While regulators deliberate (or delay), we are largely left to rely on former and current judges to voluntarily embrace and abide by the guidance in EPJ. The document describes itself as “an expression of the judiciary’s highest ethical aspirations in the service of justice and the rule of law” and, on the topic of post-judicial legal careers specifically, as providing guidance “with a view to maintaining public confidence in the judiciary.” Former judges practicing law should not rely on the inaction of law societies to justify ignoring the judicial consensus reached on questions of court appearances and judicial confidentiality, as contained in EPJ. Moreover, current judges must consider their obligation to be faithful to EPJ when former judges seek to appear in their courtrooms. More specifically, a current judge might refuse to accept a factum or hear oral submissions from a former judge now engaged in the practice of law because this would be contrary to EPJ.

For their part, law societies could employ a form of indirect regulation. Where current rules of professional conduct are silent—like they are on the issue of judicial confidentiality—a law society might consider disciplining a former judge now engaged in legal practice if their conduct is contrary to the guidance in EPJ. For example, a former judge who violated the ongoing confidentiality obligation flowing from that office might be thought to have engaged in conduct unbecoming of a lawyer.

However, when it comes to ethics and professionalism in the practice of law, we ought to be more ambitious and resolute than simply relying on the conscience of individuals (in this case, former and current judges) or on indirect law society regulation. The FLSC and individual law societies have an essential role in vigorously safeguarding the proper administration of justice in the public interest.

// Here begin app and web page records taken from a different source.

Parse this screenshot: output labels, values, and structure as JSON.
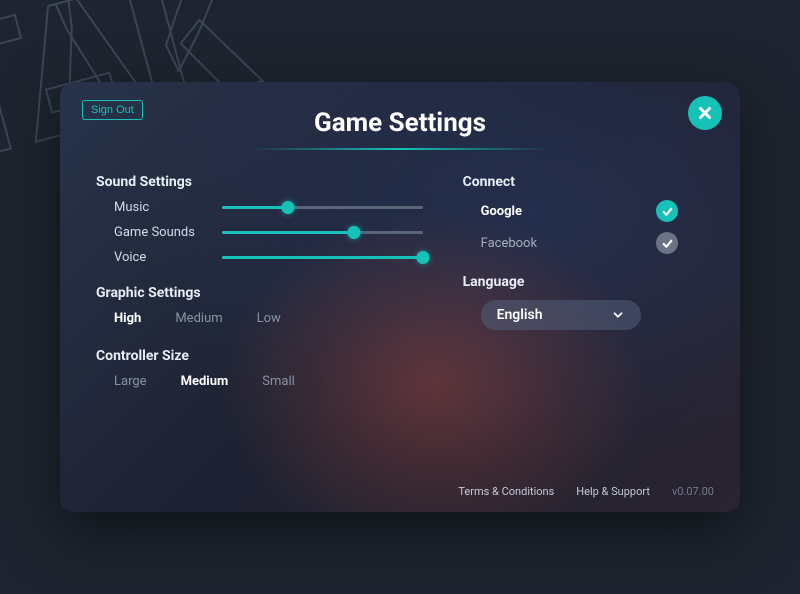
{
  "bg_decor": "TAK",
  "header": {
    "sign_out": "Sign Out",
    "title": "Game Settings"
  },
  "sound": {
    "heading": "Sound Settings",
    "sliders": [
      {
        "label": "Music",
        "value": 33
      },
      {
        "label": "Game Sounds",
        "value": 66
      },
      {
        "label": "Voice",
        "value": 100
      }
    ]
  },
  "graphic": {
    "heading": "Graphic Settings",
    "options": [
      "High",
      "Medium",
      "Low"
    ],
    "selected": "High"
  },
  "controller": {
    "heading": "Controller Size",
    "options": [
      "Large",
      "Medium",
      "Small"
    ],
    "selected": "Medium"
  },
  "connect": {
    "heading": "Connect",
    "providers": [
      {
        "name": "Google",
        "connected": true
      },
      {
        "name": "Facebook",
        "connected": false
      }
    ]
  },
  "language": {
    "heading": "Language",
    "selected": "English"
  },
  "footer": {
    "terms": "Terms & Conditions",
    "help": "Help & Support",
    "version": "v0.07.00"
  },
  "colors": {
    "accent": "#16c2b8",
    "bg": "#1e2530"
  }
}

In this particular context that means making essential revisions to the provisions governing judicial return to practice which have been criticized for over a decade.


[1] See Report to Convocation, Professional Regulation Committee, Law Society of Upper Canada (October 25, 2018).

[2] Stephen GA Pitel & Will Bortolin, “Revising Canada’s Ethical Rules for Judges Returning to Practice” (2011) 34:2 Dal LJ 483 at 485.

[3] See Report to Convocation, Professional Regulation Committee, Law Society of Upper Canada (January 28, 2016).

[4] For an analysis of the revisions see Richard Devlin et al, “A Mixed Bag: Critical Reflections on the Revised Ethical Principles for Judges” (2022) 100 Can Bar Rev [forthcoming].


  1. I’m not sure what to make of your second bulleted point. It strikes me that as a practical matter it may simply be unenforceable. What takes place in law firms between lawyers and with clients is private. And a former judge need not expressly talk about where and how he or she acquired certain knowledge in order to share that knowledge.

    On the first point, I do not recall any instance of a former judge appearing as counsel in court. I think maybe you are also talking about them being named as counsel on documents submitted to a court. Are you aware of any instances you can cite? If this isn’t actually happening then is it really an issue?

  2. Melanie R. Bueckert

    Chris, one well-known example from Manitoba is the Hon. Charles Huband, who was a member of the Court of Appeal for many years, and in retirement returned to active practice. See, for example, (2018 MBCA 9). Manitoba’s Law Society Rules ( state that:

    Former superior court judge
    5-28.3 Subject to rule 5-28.7, a former judge of a superior court in Manitoba who is
    granted the privilege of resuming the active practice of law must not appear as counsel in
    the court of which he or she was a member or in any court inferior to that court, for a period
    of three years after he or she ceases to be a judge of that court.

  3. Hear, hear!